### WHAT THE TASK ASKS
Whatever the records hold, copy it exactly and completely.

═══

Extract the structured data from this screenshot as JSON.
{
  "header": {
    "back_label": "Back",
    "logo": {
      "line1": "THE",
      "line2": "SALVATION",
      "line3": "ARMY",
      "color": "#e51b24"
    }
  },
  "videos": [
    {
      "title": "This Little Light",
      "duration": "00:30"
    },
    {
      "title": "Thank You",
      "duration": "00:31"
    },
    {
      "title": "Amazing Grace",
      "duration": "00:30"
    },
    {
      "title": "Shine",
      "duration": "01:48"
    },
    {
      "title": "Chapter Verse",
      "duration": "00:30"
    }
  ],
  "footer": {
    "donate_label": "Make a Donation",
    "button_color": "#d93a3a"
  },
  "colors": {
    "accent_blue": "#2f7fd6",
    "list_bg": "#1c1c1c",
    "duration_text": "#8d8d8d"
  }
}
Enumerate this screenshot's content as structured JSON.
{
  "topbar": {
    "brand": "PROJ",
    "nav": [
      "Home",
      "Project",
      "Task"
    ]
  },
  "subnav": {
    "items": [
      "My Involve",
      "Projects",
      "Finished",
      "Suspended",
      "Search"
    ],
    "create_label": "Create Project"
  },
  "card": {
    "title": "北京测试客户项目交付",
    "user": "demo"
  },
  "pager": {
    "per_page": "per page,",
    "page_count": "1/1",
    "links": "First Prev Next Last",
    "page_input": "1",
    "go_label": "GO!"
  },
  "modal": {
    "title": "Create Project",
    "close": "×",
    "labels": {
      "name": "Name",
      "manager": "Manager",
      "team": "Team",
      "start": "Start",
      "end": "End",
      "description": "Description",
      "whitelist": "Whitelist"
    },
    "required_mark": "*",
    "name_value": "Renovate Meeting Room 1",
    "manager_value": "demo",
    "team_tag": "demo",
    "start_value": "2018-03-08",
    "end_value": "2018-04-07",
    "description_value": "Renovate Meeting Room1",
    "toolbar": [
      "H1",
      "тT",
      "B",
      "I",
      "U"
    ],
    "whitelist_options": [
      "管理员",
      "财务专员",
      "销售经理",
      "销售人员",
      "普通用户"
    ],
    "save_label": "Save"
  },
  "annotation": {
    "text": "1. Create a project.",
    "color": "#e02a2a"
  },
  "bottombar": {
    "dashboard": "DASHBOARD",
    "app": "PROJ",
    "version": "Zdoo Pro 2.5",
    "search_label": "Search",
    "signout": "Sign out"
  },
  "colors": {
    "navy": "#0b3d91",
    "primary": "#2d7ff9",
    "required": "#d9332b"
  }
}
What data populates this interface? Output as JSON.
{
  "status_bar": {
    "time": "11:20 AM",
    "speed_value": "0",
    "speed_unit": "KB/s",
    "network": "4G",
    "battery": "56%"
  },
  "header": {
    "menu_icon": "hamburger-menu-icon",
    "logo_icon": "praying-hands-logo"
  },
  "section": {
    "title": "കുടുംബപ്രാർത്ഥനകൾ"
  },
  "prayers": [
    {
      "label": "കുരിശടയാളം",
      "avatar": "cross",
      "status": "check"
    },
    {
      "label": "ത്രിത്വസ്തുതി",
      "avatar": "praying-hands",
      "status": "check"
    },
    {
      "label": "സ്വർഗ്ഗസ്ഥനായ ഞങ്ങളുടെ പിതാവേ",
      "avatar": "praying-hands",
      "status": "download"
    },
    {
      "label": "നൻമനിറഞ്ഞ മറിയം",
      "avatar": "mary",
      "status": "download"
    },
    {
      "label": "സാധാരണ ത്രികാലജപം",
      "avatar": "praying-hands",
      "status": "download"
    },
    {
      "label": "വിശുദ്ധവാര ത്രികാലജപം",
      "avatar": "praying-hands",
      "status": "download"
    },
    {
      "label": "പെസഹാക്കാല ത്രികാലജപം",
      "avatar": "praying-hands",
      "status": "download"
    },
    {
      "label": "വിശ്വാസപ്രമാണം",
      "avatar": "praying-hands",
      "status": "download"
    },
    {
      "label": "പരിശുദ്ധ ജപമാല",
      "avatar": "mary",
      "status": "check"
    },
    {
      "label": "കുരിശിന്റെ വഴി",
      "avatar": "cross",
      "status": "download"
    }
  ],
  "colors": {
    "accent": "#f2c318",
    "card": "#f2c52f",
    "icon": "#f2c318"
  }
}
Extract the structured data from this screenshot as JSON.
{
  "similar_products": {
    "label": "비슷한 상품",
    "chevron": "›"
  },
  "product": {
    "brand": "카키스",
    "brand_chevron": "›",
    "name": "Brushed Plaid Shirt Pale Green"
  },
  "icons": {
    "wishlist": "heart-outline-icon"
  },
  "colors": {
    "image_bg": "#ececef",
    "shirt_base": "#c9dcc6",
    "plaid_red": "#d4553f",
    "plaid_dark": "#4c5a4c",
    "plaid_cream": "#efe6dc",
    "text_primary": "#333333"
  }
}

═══

### TASK SOLUTION
Extract the structured data from this screenshot as JSON.
{
  "header": {
    "back_label": "Back",
    "logo": {
      "line1": "THE",
      "line2": "SALVATION",
      "line3": "ARMY",
      "color": "#e51b24"
    }
  },
  "videos": [
    {
      "title": "This Little Light",
      "duration": "00:30"
    },
    {
      "title": "Thank You",
      "duration": "00:31"
    },
    {
      "title": "Amazing Grace",
      "duration": "00:30"
    },
    {
      "title": "Shine",
      "duration": "01:48"
    },
    {
      "title": "Chapter Verse",
      "duration": "00:30"
    }
  ],
  "footer": {
    "donate_label": "Make a Donation",
    "button_color": "#d93a3a"
  },
  "colors": {
    "accent_blue": "#2f7fd6",
    "list_bg": "#1c1c1c",
    "duration_text": "#8d8d8d"
  }
}
Enumerate this screenshot's content as structured JSON.
{
  "topbar": {
    "brand": "PROJ",
    "nav": [
      "Home",
      "Project",
      "Task"
    ]
  },
  "subnav": {
    "items": [
      "My Involve",
      "Projects",
      "Finished",
      "Suspended",
      "Search"
    ],
    "create_label": "Create Project"
  },
  "card": {
    "title": "北京测试客户项目交付",
    "user": "demo"
  },
  "pager": {
    "per_page": "per page,",
    "page_count": "1/1",
    "links": "First Prev Next Last",
    "page_input": "1",
    "go_label": "GO!"
  },
  "modal": {
    "title": "Create Project",
    "close": "×",
    "labels": {
      "name": "Name",
      "manager": "Manager",
      "team": "Team",
      "start": "Start",
      "end": "End",
      "description": "Description",
      "whitelist": "Whitelist"
    },
    "required_mark": "*",
    "name_value": "Renovate Meeting Room 1",
    "manager_value": "demo",
    "team_tag": "demo",
    "start_value": "2018-03-08",
    "end_value": "2018-04-07",
    "description_value": "Renovate Meeting Room1",
    "toolbar": [
      "H1",
      "тT",
      "B",
      "I",
      "U"
    ],
    "whitelist_options": [
      "管理员",
      "财务专员",
      "销售经理",
      "销售人员",
      "普通用户"
    ],
    "save_label": "Save"
  },
  "annotation": {
    "text": "1. Create a project.",
    "color": "#e02a2a"
  },
  "bottombar": {
    "dashboard": "DASHBOARD",
    "app": "PROJ",
    "version": "Zdoo Pro 2.5",
    "search_label": "Search",
    "signout": "Sign out"
  },
  "colors": {
    "navy": "#0b3d91",
    "primary": "#2d7ff9",
    "required": "#d9332b"
  }
}
What data populates this interface? Output as JSON.
{
  "status_bar": {
    "time": "11:20 AM",
    "speed_value": "0",
    "speed_unit": "KB/s",
    "network": "4G",
    "battery": "56%"
  },
  "header": {
    "menu_icon": "hamburger-menu-icon",
    "logo_icon": "praying-hands-logo"
  },
  "section": {
    "title": "കുടുംബപ്രാർത്ഥനകൾ"
  },
  "prayers": [
    {
      "label": "കുരിശടയാളം",
      "avatar": "cross",
      "status": "check"
    },
    {
      "label": "ത്രിത്വസ്തുതി",
      "avatar": "praying-hands",
      "status": "check"
    },
    {
      "label": "സ്വർഗ്ഗസ്ഥനായ ഞങ്ങളുടെ പിതാവേ",
      "avatar": "praying-hands",
      "status": "download"
    },
    {
      "label": "നൻമനിറഞ്ഞ മറിയം",
      "avatar": "mary",
      "status": "download"
    },
    {
      "label": "സാധാരണ ത്രികാലജപം",
      "avatar": "praying-hands",
      "status": "download"
    },
    {
      "label": "വിശുദ്ധവാര ത്രികാലജപം",
      "avatar": "praying-hands",
      "status": "download"
    },
    {
      "label": "പെസഹാക്കാല ത്രികാലജപം",
      "avatar": "praying-hands",
      "status": "download"
    },
    {
      "label": "വിശ്വാസപ്രമാണം",
      "avatar": "praying-hands",
      "status": "download"
    },
    {
      "label": "പരിശുദ്ധ ജപമാല",
      "avatar": "mary",
      "status": "check"
    },
    {
      "label": "കുരിശിന്റെ വഴി",
      "avatar": "cross",
      "status": "download"
    }
  ],
  "colors": {
    "accent": "#f2c318",
    "card": "#f2c52f",
    "icon": "#f2c318"
  }
}
Extract the structured data from this screenshot as JSON.
{
  "similar_products": {
    "label": "비슷한 상품",
    "chevron": "›"
  },
  "product": {
    "brand": "카키스",
    "brand_chevron": "›",
    "name": "Brushed Plaid Shirt Pale Green"
  },
  "icons": {
    "wishlist": "heart-outline-icon"
  },
  "colors": {
    "image_bg": "#ececef",
    "shirt_base": "#c9dcc6",
    "plaid_red": "#d4553f",
    "plaid_dark": "#4c5a4c",
    "plaid_cream": "#efe6dc",
    "text_primary": "#333333"
  }
}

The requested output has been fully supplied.